Picucci, Marcello A. “When Video Games Tell Stories: A Model of Video Game Narrative Architectures.” Caracteres: Estudios Culturales Y Criticos de la Esfera Digital 3.2 (2014): 99-116.
In this article, Picucci analyzes the importance of narrative in video games and the various forms that narrative takes and has tkaen throughout video game history. He discusses that video games have had hints of narrative since their earliest days, usually taking forms that were fairly simple and direct. For example, he references Nintendo’s 1981 arcade classic, Donkey Kong, in which the main protagonist is seen stealing the princess, thus prompting the hero to begin a mission to rescue her. He then goes on to discuss the various forms that narratives are presented in modern video games. These are pre-established, disccovery, sandbox, and computer generated. He continues on by defining each of these forms and providing examples of them in various video games.
Cuddy, Luke, and William Irwin. “BioShock’s Meta Narrative: What BioShock Teaches the Gamer About Gaming.” BioShock and Philosophy: Irrational Game, Rational Book. Sussex: Wiley Blackwell, 2015. 3-14.
In this chapter, Cuddy explores how video game narratives, and in this case specifically, the narrative presented in BioShock, affect and enrapture players. He discusses the intense psychological reactions that games can cause in players and references both one of the main turning points in the story of BioShock and the act of harvesting little sisters as examples. He then goes on to discuss what methods the developers used to make these things so visceral, from the loss of control the player experiences to the violent nature presented. Finally, he discusses the illusion of choice that is presented to players in video games, and then compares this to how BioShock gets around this somewhat by offering multiple endings that are affected by the choices the player makes throughout the game.
Schneider, Edward F. “Death with a Story.” 10 Jan. 2006

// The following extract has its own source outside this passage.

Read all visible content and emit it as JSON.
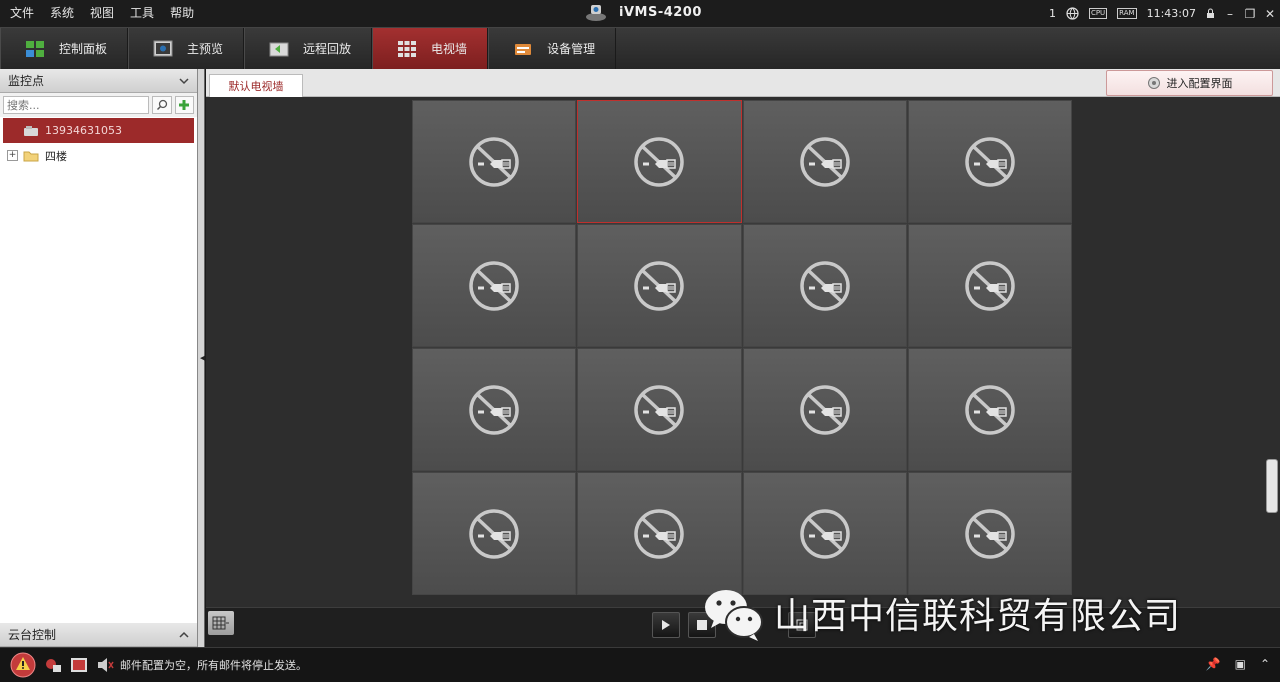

In this article, Schneider goes into the effects narrative heavy and non narrative first person shooters have on gamers. He looks into this issue to try to bring more information to the violent games/violent people debate. In his paper Schneider finds that first person shooters that have no narrative (such as Doom and Quake) have little effect on people and they merely see the games as a simple shoot things that move endeavor. First person shooters with narrative, however, pull gamers in, make them rationalize with characters, puts the violence into context, and actually makes them feel and be aware of the violence. This in turn, Schneider states, does create a situation where a gamer may be more susceptible to violent tendencies because they’ve actually immersed themselves in such situations in their games and must rationalize/have it rationalized for them. It’s a very interesting look into the power that stories and narrative have in gaming.